Physically large, Dundes had an outsized personality to match.
“When he was in the office, you knew it,” says friend and former colleague Stanley Brandes. “There was tremendous activity around him. There were always people waiting in the hall outside his office, milling around. You could hear his voice and his laughter booming through the building.”
“He was the funniest person I ever met in my life,” says Brandes. “He could have been a standup comic and made a fortune.”
Though his comedic talents were the stuff of—well—lore, Dundes’ interest in humor had a serious side.
“Yes, he studied jokes, but he studied them to show that jokes are serious,” says Tok Thompson, the last Ph.D. candidate to study under Dundes. “Humor can reveal a great deal about our culture.”
For example, in an essay entitled “From Jock to Joke: The Sic Transit of O.J. Simpson,” Dundes explored the psychology behind “gallows humor” and the joke cycles that often follow celebrity scandals, natural catastrophes, and national or international disasters. He compared such jokes to whistling in the dark: “It doesn’t exactly flood the area in light,” he wrote, “but it does make the scene somewhat less frightening.”
The “joke professor,” as Dundes was sometimes called, attracted large numbers of undergraduates to his seminars. Thompson would often attend these classes, just to witness his mentor in action. At the end of his lectures, Thompson recalls, the more than 400 students would often erupt in spontaneous standing ovations, something Thompson had never witnessed before—and hasn’t since.
Thompson credits Dundes with inspiring his career: He is now an associate professor of anthropology at USC where, among other subjects, he teaches a class on ghost stories.
To further instill in his students that folklore was a living, breathing subject, Dundes established the UC Berkeley Folklore Archive, a repository for items of folklore. Each semester he tasked his undergraduate students with collecting folkloric materials for the archive. Initially just an overflowing filing cabinet in his office, the archive is now housed in a small room Kroeber Hall, jam-packed with over 500,000 items of folklore from around the world. Each item includes a short analysis by the collector and is carefully catalogued according to genre. Among the numerous categories there is even a file for “Dundenesiana,” or folklore related to Dundes himself.
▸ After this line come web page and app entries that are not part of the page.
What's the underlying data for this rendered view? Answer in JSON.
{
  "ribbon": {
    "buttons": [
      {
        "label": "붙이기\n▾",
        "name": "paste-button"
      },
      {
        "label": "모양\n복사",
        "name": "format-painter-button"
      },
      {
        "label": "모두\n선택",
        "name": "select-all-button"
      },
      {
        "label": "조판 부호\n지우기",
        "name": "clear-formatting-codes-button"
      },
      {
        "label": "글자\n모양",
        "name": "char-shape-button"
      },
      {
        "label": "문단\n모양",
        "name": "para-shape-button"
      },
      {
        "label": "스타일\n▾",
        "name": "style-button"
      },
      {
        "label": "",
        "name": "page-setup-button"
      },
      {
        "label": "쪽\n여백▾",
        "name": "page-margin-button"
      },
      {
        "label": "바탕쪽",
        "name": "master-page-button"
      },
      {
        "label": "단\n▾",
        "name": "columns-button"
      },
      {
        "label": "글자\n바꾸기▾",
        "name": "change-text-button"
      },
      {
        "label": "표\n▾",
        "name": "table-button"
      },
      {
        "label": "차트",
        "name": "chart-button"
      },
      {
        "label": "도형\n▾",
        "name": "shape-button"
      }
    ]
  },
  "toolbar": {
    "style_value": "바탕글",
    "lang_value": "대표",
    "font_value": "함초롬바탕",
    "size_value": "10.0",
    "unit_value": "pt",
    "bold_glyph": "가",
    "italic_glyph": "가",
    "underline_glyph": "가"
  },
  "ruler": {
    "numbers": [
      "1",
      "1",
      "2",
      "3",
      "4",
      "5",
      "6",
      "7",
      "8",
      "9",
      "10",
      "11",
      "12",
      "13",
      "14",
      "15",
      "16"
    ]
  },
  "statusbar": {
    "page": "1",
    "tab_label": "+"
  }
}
One item in the file, found scrawled on a bathroom wall reads, “Keep Alan Dundes working! Write graffiti!”
He was able to make his students understand their own folk knowledge, says Thompson, “and make them realize that they had all this tremendously important information in their heads.”
That Dundes had a huge impact on many of his students is undeniable. An oft-told example: One day Dundes received an anonymous donation to the folklore department from one of his former students. He and his wife initially thought the check was for $1,000, before discovering to their shock that they had overlooked a few vital zeroes. The donation was for $1 million.
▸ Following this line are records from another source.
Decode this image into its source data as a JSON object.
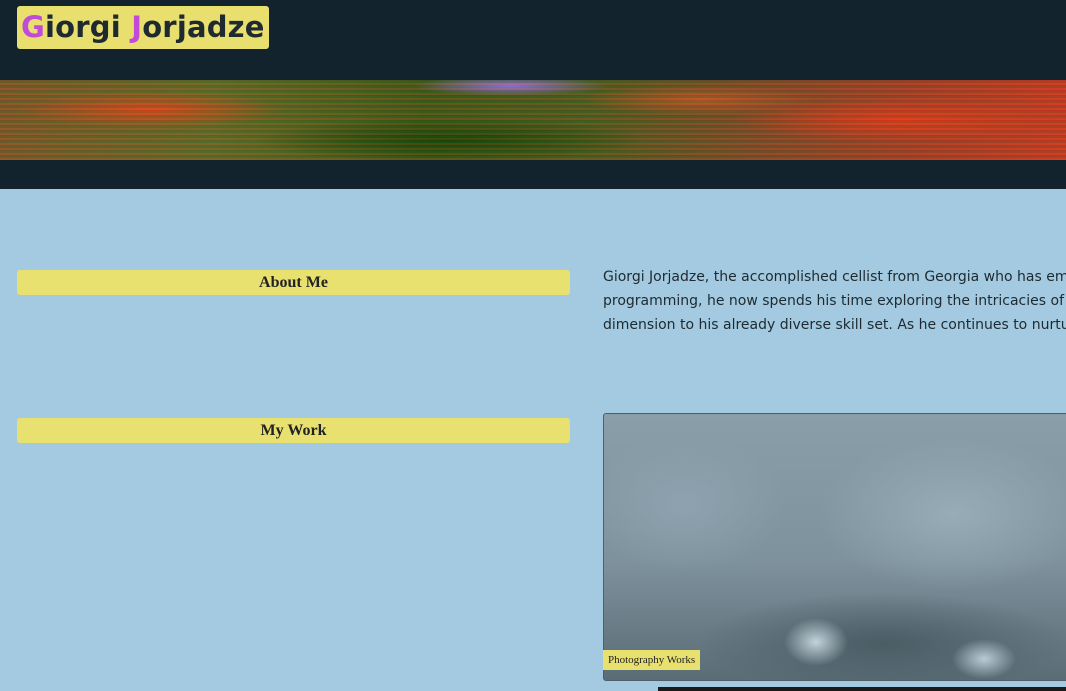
{
  "header": {
    "logo_first_initial": "G",
    "logo_first_rest": "iorgi ",
    "logo_last_initial": "J",
    "logo_last_rest": "orjadze"
  },
  "sections": {
    "about": {
      "title": "About Me",
      "lines": [
        "Giorgi Jorjadze, the accomplished cellist from Georgia who has embrac",
        "programming, he now spends his time exploring the intricacies of codi",
        "dimension to his already diverse skill set. As he continues to nurture h"
      ]
    },
    "work": {
      "title": "My Work",
      "card_label": "Photography Works"
    }
  },
  "colors": {
    "header_bg": "#12232e",
    "page_bg": "#a3cae0",
    "accent_yellow": "#e8e170",
    "logo_initial": "#c14bd6"
  }
}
Dundes used the million to endow a distinguished professorship in folklore at Berkeley, where he had already helped establish a folklore masters program.
He published more than 250 papers and authored, co-authored, and edited upwards of 35 books over a 40-year career. He collaborated with folklorists around the world, was president of the American Folklore Society and was the first folklorist elected to the American Academy of Arts and Sciences. In 1993 he won the Pitrè Prize for lifetime achievement in folklore.
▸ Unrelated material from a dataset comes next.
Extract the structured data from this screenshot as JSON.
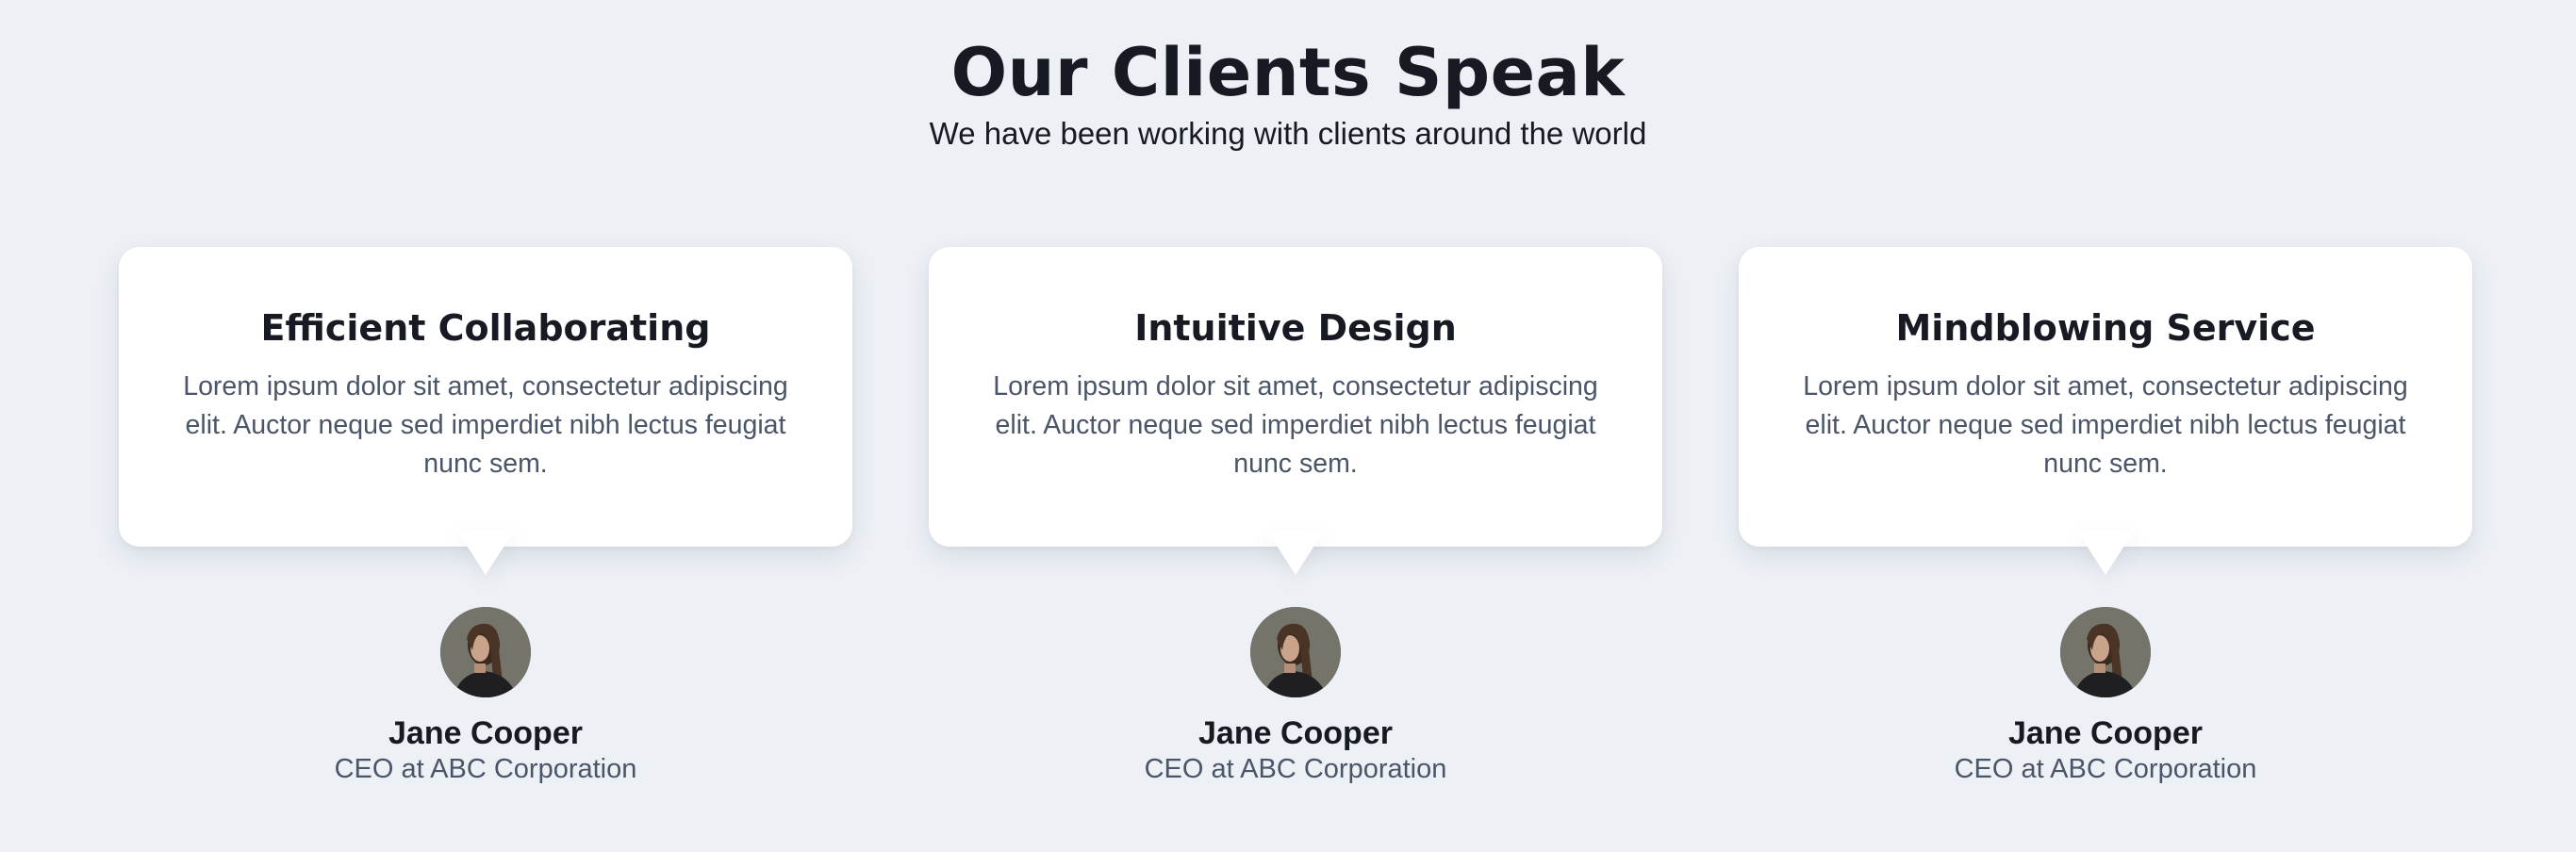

On March 30, 2005, Dundes collapsed while giving a lecture on the Marxist interpretation of folklore, felled by a fatal heart attack while doing what he loved most.
“He didn’t want a memorial,” says his son, David Dundes. “He felt his scholarship was his legacy.”